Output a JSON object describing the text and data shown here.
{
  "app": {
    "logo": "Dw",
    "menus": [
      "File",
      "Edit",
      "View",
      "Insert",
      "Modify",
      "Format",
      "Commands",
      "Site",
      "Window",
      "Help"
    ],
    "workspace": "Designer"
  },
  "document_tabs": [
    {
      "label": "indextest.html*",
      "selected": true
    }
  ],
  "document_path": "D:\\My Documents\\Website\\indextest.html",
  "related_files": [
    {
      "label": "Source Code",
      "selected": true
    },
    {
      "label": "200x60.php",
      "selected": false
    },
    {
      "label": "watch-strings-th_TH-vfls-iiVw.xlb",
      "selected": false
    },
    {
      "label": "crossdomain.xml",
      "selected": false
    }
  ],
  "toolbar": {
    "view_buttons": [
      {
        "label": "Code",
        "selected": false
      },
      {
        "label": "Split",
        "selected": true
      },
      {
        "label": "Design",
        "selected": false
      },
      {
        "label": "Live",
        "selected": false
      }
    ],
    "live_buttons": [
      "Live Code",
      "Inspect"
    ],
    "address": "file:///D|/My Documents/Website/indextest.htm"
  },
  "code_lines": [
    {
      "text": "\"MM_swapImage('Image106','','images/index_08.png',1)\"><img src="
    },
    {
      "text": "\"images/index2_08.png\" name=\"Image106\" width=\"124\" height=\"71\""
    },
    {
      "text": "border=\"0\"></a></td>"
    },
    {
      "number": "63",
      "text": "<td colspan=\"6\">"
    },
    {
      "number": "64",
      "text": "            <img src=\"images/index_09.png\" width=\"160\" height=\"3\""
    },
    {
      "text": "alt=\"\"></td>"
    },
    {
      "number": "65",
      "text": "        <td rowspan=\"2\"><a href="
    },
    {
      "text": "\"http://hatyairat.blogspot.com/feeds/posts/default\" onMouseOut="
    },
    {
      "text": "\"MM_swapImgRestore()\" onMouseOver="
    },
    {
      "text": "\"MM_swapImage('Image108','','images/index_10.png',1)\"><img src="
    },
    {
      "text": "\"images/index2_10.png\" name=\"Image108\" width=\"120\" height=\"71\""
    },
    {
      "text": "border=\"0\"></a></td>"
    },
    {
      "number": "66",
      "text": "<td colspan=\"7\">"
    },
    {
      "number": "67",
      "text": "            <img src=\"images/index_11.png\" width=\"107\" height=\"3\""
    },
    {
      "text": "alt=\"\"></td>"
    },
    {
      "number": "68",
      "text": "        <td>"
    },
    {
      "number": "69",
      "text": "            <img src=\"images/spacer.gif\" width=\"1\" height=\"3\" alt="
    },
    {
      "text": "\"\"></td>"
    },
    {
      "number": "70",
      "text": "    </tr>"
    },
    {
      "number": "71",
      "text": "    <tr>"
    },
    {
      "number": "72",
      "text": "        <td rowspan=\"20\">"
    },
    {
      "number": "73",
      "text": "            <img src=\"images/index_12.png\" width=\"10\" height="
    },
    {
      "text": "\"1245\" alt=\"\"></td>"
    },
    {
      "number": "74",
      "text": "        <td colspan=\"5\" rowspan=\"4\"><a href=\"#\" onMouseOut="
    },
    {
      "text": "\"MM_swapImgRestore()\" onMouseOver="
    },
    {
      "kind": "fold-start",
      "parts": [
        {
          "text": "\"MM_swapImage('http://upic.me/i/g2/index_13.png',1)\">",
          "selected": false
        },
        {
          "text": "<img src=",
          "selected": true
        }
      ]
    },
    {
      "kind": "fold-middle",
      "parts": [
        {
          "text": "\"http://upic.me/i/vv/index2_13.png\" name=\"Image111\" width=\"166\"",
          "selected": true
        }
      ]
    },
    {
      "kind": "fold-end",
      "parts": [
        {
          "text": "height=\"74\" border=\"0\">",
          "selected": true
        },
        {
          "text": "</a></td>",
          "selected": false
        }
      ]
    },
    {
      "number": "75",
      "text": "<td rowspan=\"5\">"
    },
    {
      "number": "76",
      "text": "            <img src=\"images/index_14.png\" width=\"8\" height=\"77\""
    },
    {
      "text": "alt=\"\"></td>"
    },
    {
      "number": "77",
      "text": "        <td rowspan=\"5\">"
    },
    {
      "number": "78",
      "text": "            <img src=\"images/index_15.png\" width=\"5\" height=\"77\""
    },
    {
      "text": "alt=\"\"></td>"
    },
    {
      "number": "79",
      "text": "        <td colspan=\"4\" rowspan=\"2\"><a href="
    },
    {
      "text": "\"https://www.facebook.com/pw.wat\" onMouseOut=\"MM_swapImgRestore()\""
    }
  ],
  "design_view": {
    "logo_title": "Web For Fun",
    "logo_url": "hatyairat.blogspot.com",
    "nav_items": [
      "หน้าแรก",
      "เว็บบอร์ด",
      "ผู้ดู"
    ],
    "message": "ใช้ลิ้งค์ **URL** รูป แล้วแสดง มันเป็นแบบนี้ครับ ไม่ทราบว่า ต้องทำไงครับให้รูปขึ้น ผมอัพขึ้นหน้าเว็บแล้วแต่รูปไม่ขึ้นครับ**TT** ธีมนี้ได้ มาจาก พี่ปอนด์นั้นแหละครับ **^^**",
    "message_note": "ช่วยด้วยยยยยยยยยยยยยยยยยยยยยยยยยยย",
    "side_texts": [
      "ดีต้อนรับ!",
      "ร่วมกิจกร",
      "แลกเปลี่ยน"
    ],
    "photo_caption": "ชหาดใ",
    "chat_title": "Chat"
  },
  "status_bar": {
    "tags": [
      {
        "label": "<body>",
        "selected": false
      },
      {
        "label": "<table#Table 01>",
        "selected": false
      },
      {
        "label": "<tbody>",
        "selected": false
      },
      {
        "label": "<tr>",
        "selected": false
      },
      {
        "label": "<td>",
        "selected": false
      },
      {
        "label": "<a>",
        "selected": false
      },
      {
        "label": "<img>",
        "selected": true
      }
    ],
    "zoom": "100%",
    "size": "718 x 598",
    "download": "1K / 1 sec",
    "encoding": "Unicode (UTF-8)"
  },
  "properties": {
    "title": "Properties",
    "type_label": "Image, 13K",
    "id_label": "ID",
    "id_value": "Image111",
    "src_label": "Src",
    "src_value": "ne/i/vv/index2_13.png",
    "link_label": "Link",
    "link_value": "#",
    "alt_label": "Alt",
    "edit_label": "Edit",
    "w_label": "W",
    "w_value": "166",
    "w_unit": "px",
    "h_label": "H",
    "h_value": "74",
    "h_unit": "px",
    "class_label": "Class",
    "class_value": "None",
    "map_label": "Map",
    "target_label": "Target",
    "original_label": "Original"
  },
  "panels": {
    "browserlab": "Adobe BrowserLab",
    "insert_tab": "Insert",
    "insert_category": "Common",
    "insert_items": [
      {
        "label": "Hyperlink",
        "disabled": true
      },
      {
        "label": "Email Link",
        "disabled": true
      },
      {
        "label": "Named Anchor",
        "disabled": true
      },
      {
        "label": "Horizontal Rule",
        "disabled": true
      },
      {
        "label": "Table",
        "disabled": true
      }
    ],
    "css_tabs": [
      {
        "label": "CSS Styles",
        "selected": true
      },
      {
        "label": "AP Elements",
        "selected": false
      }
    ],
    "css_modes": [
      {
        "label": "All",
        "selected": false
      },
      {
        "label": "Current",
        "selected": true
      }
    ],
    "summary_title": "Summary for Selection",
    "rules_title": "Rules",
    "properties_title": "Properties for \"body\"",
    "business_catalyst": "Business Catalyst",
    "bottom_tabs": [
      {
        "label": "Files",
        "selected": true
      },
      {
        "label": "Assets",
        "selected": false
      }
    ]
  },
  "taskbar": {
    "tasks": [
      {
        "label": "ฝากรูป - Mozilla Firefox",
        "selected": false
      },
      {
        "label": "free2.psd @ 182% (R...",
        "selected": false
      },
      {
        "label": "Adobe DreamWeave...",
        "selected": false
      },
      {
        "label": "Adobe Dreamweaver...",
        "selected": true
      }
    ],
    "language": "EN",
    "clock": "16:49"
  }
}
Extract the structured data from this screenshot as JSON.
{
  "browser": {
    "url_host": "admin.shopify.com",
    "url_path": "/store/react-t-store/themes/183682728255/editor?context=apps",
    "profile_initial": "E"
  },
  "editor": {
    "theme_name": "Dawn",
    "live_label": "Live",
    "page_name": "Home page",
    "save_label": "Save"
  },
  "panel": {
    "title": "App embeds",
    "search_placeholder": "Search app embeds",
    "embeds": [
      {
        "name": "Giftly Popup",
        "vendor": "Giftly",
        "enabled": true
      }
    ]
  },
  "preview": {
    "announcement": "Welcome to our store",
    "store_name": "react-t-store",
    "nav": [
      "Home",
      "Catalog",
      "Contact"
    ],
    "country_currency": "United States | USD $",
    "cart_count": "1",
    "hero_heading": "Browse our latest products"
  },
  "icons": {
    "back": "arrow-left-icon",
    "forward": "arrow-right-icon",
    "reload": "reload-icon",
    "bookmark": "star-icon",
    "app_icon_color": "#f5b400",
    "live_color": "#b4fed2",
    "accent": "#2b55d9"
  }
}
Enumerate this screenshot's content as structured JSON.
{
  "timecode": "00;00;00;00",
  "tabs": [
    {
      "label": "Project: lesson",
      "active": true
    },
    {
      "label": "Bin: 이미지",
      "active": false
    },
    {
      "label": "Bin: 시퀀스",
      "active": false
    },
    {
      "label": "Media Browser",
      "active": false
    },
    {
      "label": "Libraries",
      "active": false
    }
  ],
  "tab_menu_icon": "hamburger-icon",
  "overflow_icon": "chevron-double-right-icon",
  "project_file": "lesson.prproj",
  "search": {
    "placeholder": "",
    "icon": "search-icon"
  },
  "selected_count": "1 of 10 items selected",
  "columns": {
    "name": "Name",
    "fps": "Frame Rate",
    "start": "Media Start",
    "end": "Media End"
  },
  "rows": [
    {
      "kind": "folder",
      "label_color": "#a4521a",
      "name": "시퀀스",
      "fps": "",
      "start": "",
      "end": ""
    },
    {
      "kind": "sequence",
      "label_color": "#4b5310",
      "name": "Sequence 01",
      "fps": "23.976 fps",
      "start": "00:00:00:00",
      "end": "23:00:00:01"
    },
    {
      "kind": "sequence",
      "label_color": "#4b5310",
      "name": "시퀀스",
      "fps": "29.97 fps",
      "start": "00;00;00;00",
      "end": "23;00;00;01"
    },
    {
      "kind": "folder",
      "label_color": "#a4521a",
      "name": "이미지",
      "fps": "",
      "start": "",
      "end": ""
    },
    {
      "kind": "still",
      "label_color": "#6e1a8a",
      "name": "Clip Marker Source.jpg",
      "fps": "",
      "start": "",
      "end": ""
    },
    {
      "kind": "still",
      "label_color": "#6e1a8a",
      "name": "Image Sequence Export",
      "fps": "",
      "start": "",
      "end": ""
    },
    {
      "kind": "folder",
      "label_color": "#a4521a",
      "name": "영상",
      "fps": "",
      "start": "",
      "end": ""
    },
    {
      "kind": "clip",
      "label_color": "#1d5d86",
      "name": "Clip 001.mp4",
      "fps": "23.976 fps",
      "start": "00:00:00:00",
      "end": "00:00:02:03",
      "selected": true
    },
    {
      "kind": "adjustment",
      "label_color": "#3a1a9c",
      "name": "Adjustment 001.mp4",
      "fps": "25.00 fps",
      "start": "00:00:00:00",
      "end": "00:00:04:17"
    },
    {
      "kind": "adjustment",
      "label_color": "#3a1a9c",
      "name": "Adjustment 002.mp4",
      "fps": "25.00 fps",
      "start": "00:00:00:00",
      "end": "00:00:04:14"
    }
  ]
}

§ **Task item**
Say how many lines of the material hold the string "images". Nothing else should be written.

§ **Result of this task**
10